In Israel, more than half of the children suffer from caries with an average of 3 infected teeth already at preschool age. The incidence rate of caries in Israel is particularly high in low socio-economic status clusters. The rate of severe carries in early childhood among Bedouin children is particularly high. In many cases, caries requires complex treatment under general anesthesia.
The main cause of dental caries is the sugar in food and beverages. Exposure to sugar increases the level of acidity in the oral cavity and causes the release of minerals from the covering layer of teeth, thus creating caries, lesions, loss of tooth material, pain and risk of infections.
Dental caries is not just pain

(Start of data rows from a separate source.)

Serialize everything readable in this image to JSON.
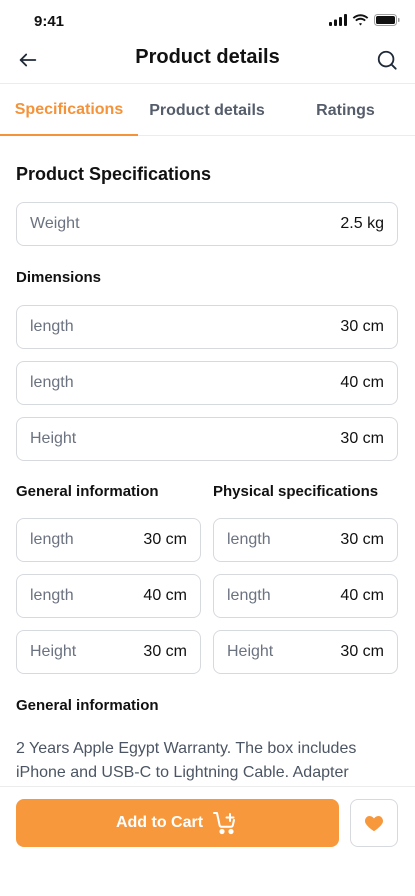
{
  "status_bar": {
    "time": "9:41"
  },
  "header": {
    "title": "Product details"
  },
  "tabs": [
    {
      "label": "Specifications",
      "active": true
    },
    {
      "label": "Product details",
      "active": false
    },
    {
      "label": "Ratings",
      "active": false
    }
  ],
  "specs": {
    "title": "Product Specifications",
    "weight": {
      "label": "Weight",
      "value": "2.5 kg"
    }
  },
  "dimensions": {
    "title": "Dimensions",
    "rows": [
      {
        "label": "length",
        "value": "30 cm"
      },
      {
        "label": "length",
        "value": "40 cm"
      },
      {
        "label": "Height",
        "value": "30 cm"
      }
    ]
  },
  "general_info": {
    "title": "General information",
    "rows": [
      {
        "label": "length",
        "value": "30 cm"
      },
      {
        "label": "length",
        "value": "40 cm"
      },
      {
        "label": "Height",
        "value": "30 cm"
      }
    ]
  },
  "physical_specs": {
    "title": "Physical specifications",
    "rows": [
      {
        "label": "length",
        "value": "30 cm"
      },
      {
        "label": "length",
        "value": "40 cm"
      },
      {
        "label": "Height",
        "value": "30 cm"
      }
    ]
  },
  "description": {
    "title": "General information",
    "text": "2 Years Apple Egypt Warranty. The box includes iPhone and USB-C to Lightning Cable. Adapter"
  },
  "actions": {
    "add_to_cart": "Add to Cart"
  },
  "colors": {
    "accent": "#f7983d",
    "text": "#111827",
    "muted": "#6b7280",
    "border": "#d6d9de"
  }
}
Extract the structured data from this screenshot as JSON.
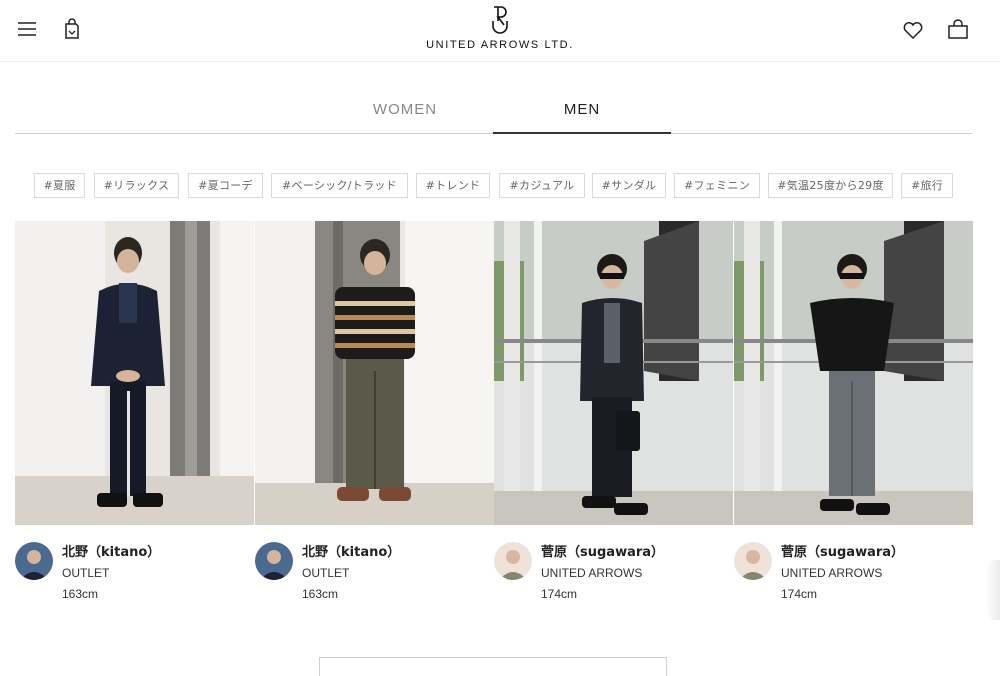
{
  "header": {
    "logo_text": "UNITED ARROWS LTD.",
    "icons": [
      "menu-icon",
      "bag-history-icon",
      "heart-icon",
      "cart-icon"
    ]
  },
  "tabs": [
    {
      "label": "WOMEN",
      "active": false
    },
    {
      "label": "MEN",
      "active": true
    }
  ],
  "hashtags": [
    "#夏服",
    "#リラックス",
    "#夏コーデ",
    "#ベーシック/トラッド",
    "#トレンド",
    "#カジュアル",
    "#サンダル",
    "#フェミニン",
    "#気温25度から29度",
    "#旅行"
  ],
  "staff": [
    {
      "name": "北野（kitano）",
      "shop": "OUTLET",
      "height": "163cm"
    },
    {
      "name": "北野（kitano）",
      "shop": "OUTLET",
      "height": "163cm"
    },
    {
      "name": "菅原（sugawara）",
      "shop": "UNITED ARROWS",
      "height": "174cm"
    },
    {
      "name": "菅原（sugawara）",
      "shop": "UNITED ARROWS",
      "height": "174cm"
    }
  ],
  "colors": {
    "text": "#222222",
    "muted": "#888888",
    "border": "#d9d9d9"
  }
}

The developing of dental caries leads to pain, reduced function, loss of teeth, aesthetic damage and possible infections in the oral cavity that may endanger health and sometimes jeopardise life. The complex treatment is unpleasant – and costly.
Dental caries in children
Caries damages both the teeth and the structure of the chewing system, may impair eating and sleeping habits, lead to insufficient physical development (height and weight) and an increase in emergency room visits and hospitalizations due to complications. Caries treatment in the early childhood and among children is complex and longer than usual and in many cases is performed under general anesthesia.
Caries may have consequences for the child socially and academically. Toothaches and dental treatments may lead to loss of school days, aesthetic damage, social problems and low self-esteem and negative body image. Caries in deciduous teeth may spread to adjacent teeth and even damage the permanent tooth. Loss of deciduous teeth may also lead to loss of space for the sprout of permanent teeth, thus causing functional and aesthetic disturbance.
Caries in adults
Poor oral health can lead to a decrease in the quality of life in adults and problems in daily functioning due to tooth loss, toothache, facial drop and an effect on nutrition such as a decrease in the ability to chew, fewer consumption of solid foods and preference for soft foods.
The decrease in the quality of life related to caries also includes social aspects due to speech difficulties, lower self-esteem, fewer communication with others and more.
Sweet and carbonated beverages
Drinking sweetened beverages creates an environment that endangers the dental health, especially when the sugar quantity and the frequency of consumption are high.
Sweet and carbonated beverages have a particular high potential to lower the acidity level in the oral cavity and damage the dental health. Even sugar-free soda water has the potential to damage the enamel in an acidic environment. It is preferable to consume it in moderation to avoid dental damage.
Bottle feeding – sugar is unnecessary
Sweet drinks may cause a prolonged impact on the teeth in babies and significantly increase the risk of early childhood caries. The damage to the teeth is especially high at night when the secretion of saliva is low and the ability to neutralize the sugar by saliva decreases.
The teeth shape the smile and are important for speaking, eating, maintaining health and general well being.
Permanent teeth, which start to grow at the age of 6, should be used for many years and we must take care of them.
How to keep the teeth healthy? Mostly by avoiding harmful habits
- Make sure you eat healthy and diverse foods and consume foods rich in sugar as little as possible.
- Avoid or reduce the consumption of sugar-sweetened beverages, including fruit juices. More on the harsh cost of soft drinks.
- Get used to drink tap water at any age and in any situation.
- Brush your teeth twice a day in the morning and in the evening before going to bed. See toddler and child toothbrushing recommendationsin the parents' leaflet.
- Visit the dentist for a periodic check, as often as the dentist recommends.
- Encouraging children to brush their teeth - Chazak - video for the Haredi sector (with Hebrew captions)
- Avoiding sugar-sweetened beverages - Chazak - video for the Haredi sector (with Hebrew captions)
Dental health – a leaflet for parents (Hebrew)
Dental Health Division at the Ministry of Health